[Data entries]
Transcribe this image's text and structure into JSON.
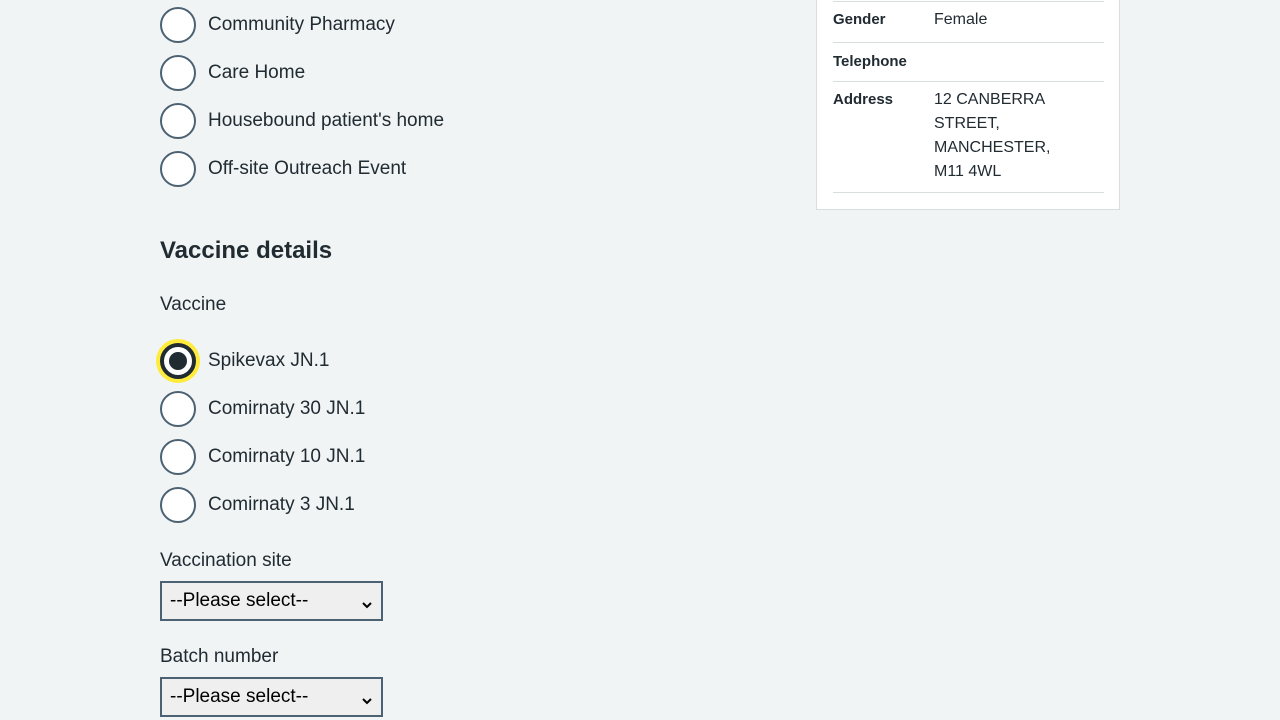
{
  "setting_options": [
    {
      "label": "Community Pharmacy",
      "checked": false
    },
    {
      "label": "Care Home",
      "checked": false
    },
    {
      "label": "Housebound patient's home",
      "checked": false
    },
    {
      "label": "Off-site Outreach Event",
      "checked": false
    }
  ],
  "vaccine_details": {
    "heading": "Vaccine details",
    "vaccine_label": "Vaccine",
    "vaccine_options": [
      {
        "label": "Spikevax JN.1",
        "checked": true
      },
      {
        "label": "Comirnaty 30 JN.1",
        "checked": false
      },
      {
        "label": "Comirnaty 10 JN.1",
        "checked": false
      },
      {
        "label": "Comirnaty 3 JN.1",
        "checked": false
      }
    ],
    "site_label": "Vaccination site",
    "site_select_value": "--Please select--",
    "batch_label": "Batch number",
    "batch_select_value": "--Please select--"
  },
  "patient_panel": {
    "gender_key": "Gender",
    "gender_value": "Female",
    "telephone_key": "Telephone",
    "telephone_value": "",
    "address_key": "Address",
    "address_value": "12 CANBERRA\nSTREET,\nMANCHESTER,\nM11 4WL"
  },
  "colors": {
    "background": "#f0f4f5",
    "text": "#212b32",
    "radio_border": "#4c6272",
    "focus_ring": "#ffeb3b"
  }
}
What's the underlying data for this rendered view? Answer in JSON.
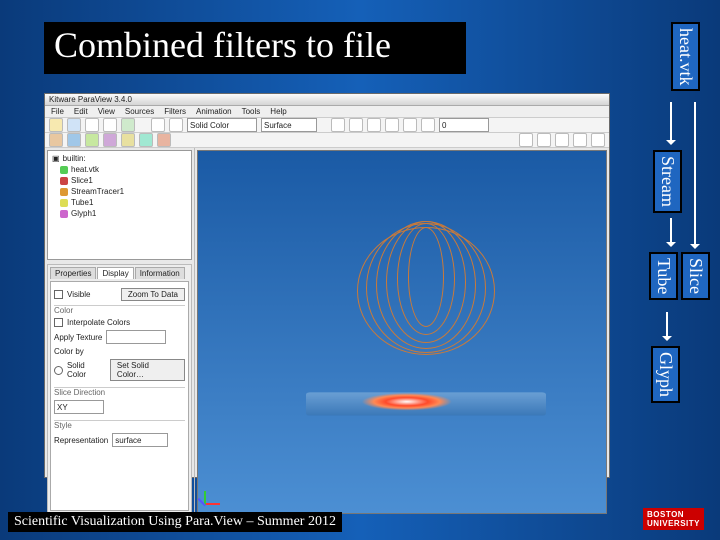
{
  "slide": {
    "title": "Combined filters to file",
    "footer": "Scientific Visualization Using Para.View – Summer 2012",
    "bu_logo_top": "BOSTON",
    "bu_logo_bot": "UNIVERSITY"
  },
  "flow": {
    "root": "heat.vtk",
    "branch1": "Stream",
    "branch1b": "Tube",
    "branch1c": "Glyph",
    "branch2": "Slice"
  },
  "app": {
    "title": "Kitware ParaView 3.4.0",
    "menu": [
      "File",
      "Edit",
      "View",
      "Sources",
      "Filters",
      "Animation",
      "Tools",
      "Help"
    ],
    "solid_color": "Solid Color",
    "representation": "Surface",
    "time": "0",
    "tree_root": "builtin:",
    "tree": [
      {
        "label": "heat.vtk",
        "color": "#55cc55"
      },
      {
        "label": "Slice1",
        "color": "#cc4444"
      },
      {
        "label": "StreamTracer1",
        "color": "#dd9933"
      },
      {
        "label": "Tube1",
        "color": "#dddd55"
      },
      {
        "label": "Glyph1",
        "color": "#cc66cc"
      }
    ],
    "inspector": {
      "tabs": [
        "Properties",
        "Display",
        "Information"
      ],
      "cb_visible": "Visible",
      "btn_zoom": "Zoom To Data",
      "sec_color": "Color",
      "cb_interp": "Interpolate Colors",
      "lbl_apply": "Apply Texture",
      "lbl_colorby": "Color by",
      "r1": "Solid Color",
      "r2": "Set Solid Color…",
      "sec_slice": "Slice Direction",
      "lbl_slice": "XY",
      "sec_style": "Style",
      "lbl_rep": "Representation",
      "val_rep": "surface"
    }
  }
}
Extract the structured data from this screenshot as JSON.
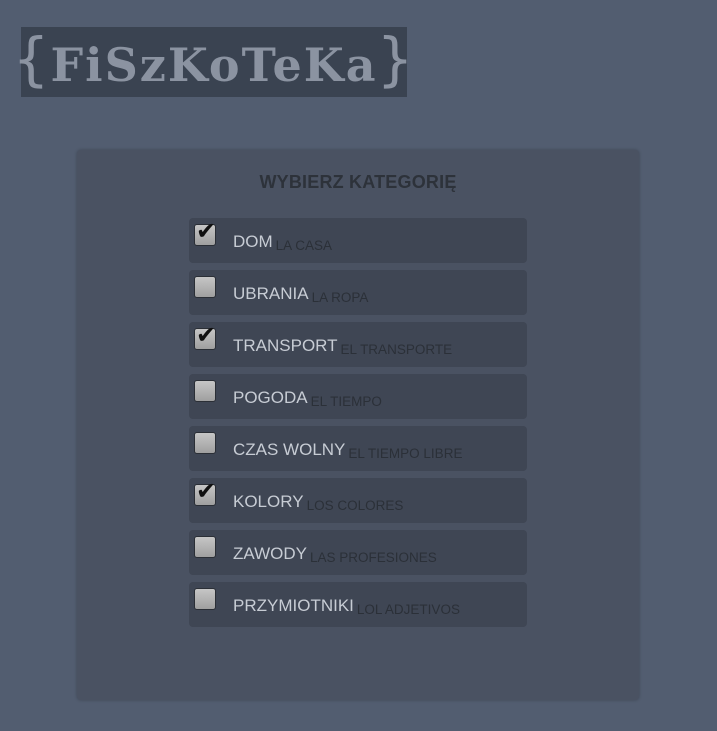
{
  "header": {
    "logo_brace_left": "{",
    "logo_name": "FiSzKoTeKa",
    "logo_brace_right": "}"
  },
  "panel": {
    "title": "WYBIERZ KATEGORIĘ"
  },
  "categories": [
    {
      "pl": "DOM",
      "es": "LA CASA",
      "checked": true
    },
    {
      "pl": "UBRANIA",
      "es": "LA ROPA",
      "checked": false
    },
    {
      "pl": "TRANSPORT",
      "es": "EL TRANSPORTE",
      "checked": true
    },
    {
      "pl": "POGODA",
      "es": "EL TIEMPO",
      "checked": false
    },
    {
      "pl": "CZAS WOLNY",
      "es": "EL TIEMPO LIBRE",
      "checked": false
    },
    {
      "pl": "KOLORY",
      "es": "LOS COLORES",
      "checked": true
    },
    {
      "pl": "ZAWODY",
      "es": "LAS PROFESIONES",
      "checked": false
    },
    {
      "pl": "PRZYMIOTNIKI",
      "es": "LOL ADJETIVOS",
      "checked": false
    }
  ],
  "checkmark_glyph": "✔",
  "colors": {
    "page_background": "#525d70",
    "panel_background": "#4a5262",
    "item_background": "#3f4654",
    "logo_background": "#3a4351"
  }
}
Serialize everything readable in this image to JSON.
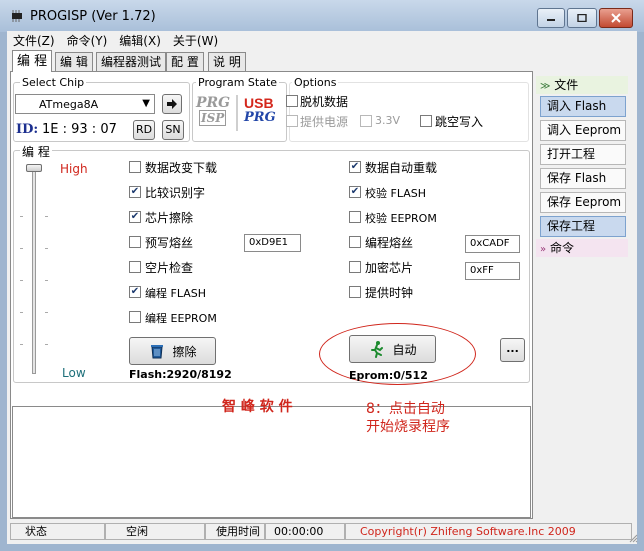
{
  "window": {
    "title": "PROGISP (Ver 1.72)"
  },
  "menu": [
    "文件(Z)",
    "命令(Y)",
    "编辑(X)",
    "关于(W)"
  ],
  "tabs": [
    "编 程",
    "编 辑",
    "编程器测试",
    "配 置",
    "说 明"
  ],
  "select_chip": {
    "legend": "Select Chip",
    "value": "ATmega8A",
    "id_label": "ID:",
    "id_value": "1E : 93 : 07",
    "rd_label": "RD",
    "sn_label": "SN"
  },
  "program_state": {
    "legend": "Program State",
    "prg_top": "PRG",
    "prg_bottom": "ISP",
    "usb_label": "USB",
    "usb_sub": "PRG"
  },
  "options": {
    "legend": "Options",
    "offline": "脱机数据",
    "power": "提供电源",
    "v33": "3.3V",
    "skip_empty": "跳空写入"
  },
  "program": {
    "legend": "编 程",
    "high": "High",
    "low": "Low",
    "left_checks": [
      {
        "label": "数据改变下载",
        "checked": false
      },
      {
        "label": "比较识别字",
        "checked": true
      },
      {
        "label": "芯片擦除",
        "checked": true
      },
      {
        "label": "预写熔丝",
        "checked": false
      },
      {
        "label": "空片检查",
        "checked": false
      },
      {
        "label": "编程 FLASH",
        "checked": true
      },
      {
        "label": "编程 EEPROM",
        "checked": false
      }
    ],
    "right_checks": [
      {
        "label": "数据自动重载",
        "checked": true
      },
      {
        "label": "校验 FLASH",
        "checked": true
      },
      {
        "label": "校验 EEPROM",
        "checked": false
      },
      {
        "label": "编程熔丝",
        "checked": false
      },
      {
        "label": "加密芯片",
        "checked": false
      },
      {
        "label": "提供时钟",
        "checked": false
      }
    ],
    "fuse_prewrite_value": "0xD9E1",
    "fuse_program_value": "0xCADF",
    "lock_value": "0xFF",
    "erase_label": "擦除",
    "auto_label": "自动",
    "more_label": "...",
    "flash_stat": "Flash:2920/8192",
    "eeprom_stat": "Eprom:0/512"
  },
  "annotation": {
    "watermark": "智 峰 软 件",
    "step": "8：点击自动",
    "step_line2": "开始烧录程序"
  },
  "sidebar": {
    "file_header": "文件",
    "items": [
      "调入 Flash",
      "调入 Eeprom",
      "打开工程",
      "保存 Flash",
      "保存 Eeprom",
      "保存工程"
    ],
    "command_header": "命令"
  },
  "status": {
    "state_label": "状态",
    "state_value": "空闲",
    "time_label": "使用时间",
    "time_value": "00:00:00",
    "copyright": "Copyright(r) Zhifeng Software.Inc 2009"
  }
}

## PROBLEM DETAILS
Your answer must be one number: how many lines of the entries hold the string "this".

## EXERCISE OUTPUT
4